We’ve seen these changes already start to have an effect on the local investment landscape. We envisage the impact will be profound in the way investors behave and purchase property in South Australia.  

Predicted key trends include:  

1. Increase demand for smaller properties and units 
With the tax-free threshold increasing to $450,000, we anticipate that investors will make the most of buying smaller properties and units. We foresee that 2-3-bedroom units in blue-chip suburbs will be hotly contested. 

2. Declining portfolio size 
We have seen investors with large property portfolios selling their assets in anticipation of these changes. The profile of a property portfolio in South Australia is likely to move to a smaller size of 3-4 properties, not the 30+ properties previously seen. This new tax model creates a significant financial burden on those who currently hold a sizeable property portfolio. 

3. Change in investor profile 
We anticipate that younger investors will enter the market and purchase in the affordable end (below $450,000). We also see a rise in the “rent-vestor”, people who rent and own investment properties. This trend has been building over the past three years and we expect it to continue. 

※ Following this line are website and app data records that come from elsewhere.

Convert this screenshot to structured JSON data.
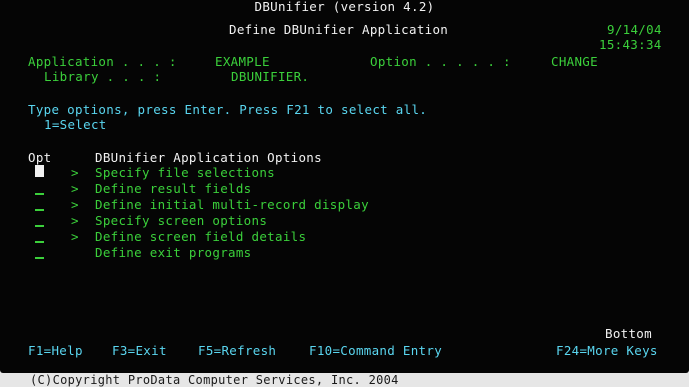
{
  "window": {
    "title": "DBUnifier (version 4.2)"
  },
  "header": {
    "screen_title": "Define DBUnifier Application",
    "date": "9/14/04",
    "time": "15:43:34"
  },
  "fields": {
    "application_label": "Application . . . :",
    "application_value": "EXAMPLE",
    "option_label": "Option . . . . . :",
    "option_value": "CHANGE",
    "library_label": "Library . . . :",
    "library_value": "DBUNIFIER."
  },
  "instructions": {
    "line1": "Type options, press Enter. Press F21 to select all.",
    "line2": "1=Select"
  },
  "list": {
    "opt_header": "Opt",
    "title_header": "DBUnifier Application Options",
    "items": [
      {
        "marker": ">",
        "label": "Specify file selections"
      },
      {
        "marker": ">",
        "label": "Define result fields"
      },
      {
        "marker": ">",
        "label": "Define initial multi-record display"
      },
      {
        "marker": ">",
        "label": "Specify screen options"
      },
      {
        "marker": ">",
        "label": "Define screen field details"
      },
      {
        "marker": "",
        "label": "Define exit programs"
      }
    ],
    "bottom_indicator": "Bottom"
  },
  "function_keys": {
    "f1": "F1=Help",
    "f3": "F3=Exit",
    "f5": "F5=Refresh",
    "f10": "F10=Command Entry",
    "f24": "F24=More Keys"
  },
  "footer": {
    "copyright": "(C)Copyright ProData Computer Services, Inc. 2004"
  },
  "colors": {
    "background": "#050505",
    "text_white": "#f2f2f2",
    "text_green": "#3bd03b",
    "text_cyan": "#5ad6f0"
  }
}
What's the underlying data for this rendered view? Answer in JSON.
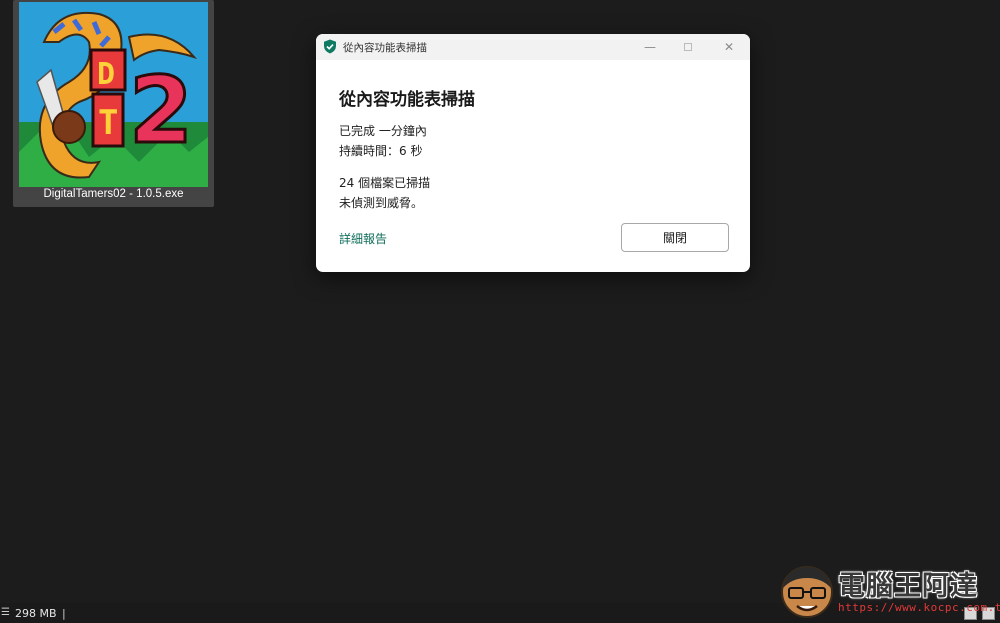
{
  "file_tile": {
    "name": "DigitalTamers02 - 1.0.5.exe",
    "logo_text": "DT2"
  },
  "dialog": {
    "window_title": "從內容功能表掃描",
    "heading": "從內容功能表掃描",
    "completed": "已完成 一分鐘內",
    "duration": "持續時間：6 秒",
    "files_scanned": "24 個檔案已掃描",
    "result": "未偵測到威脅。",
    "details_link": "詳細報告",
    "close_button": "關閉",
    "minimize_glyph": "—",
    "close_glyph": "✕",
    "accent_color": "#0f6e5a"
  },
  "statusbar": {
    "size": "298 MB",
    "separator": "|"
  },
  "watermark": {
    "brand": "電腦王阿達",
    "url": "https://www.kocpc.com.tw"
  }
}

4. Interstate property  
We envisage investors may venture further afield to purchase property. Many may start to take a national perspective to property ownership, which is only fuelled by the rise in digital tools that are available to buyers to view property from anywhere in the world. Now, more than ever, it is easier to inspect a property online prior to purchasing, opening more opportunities for investors. 

Suzannah Toop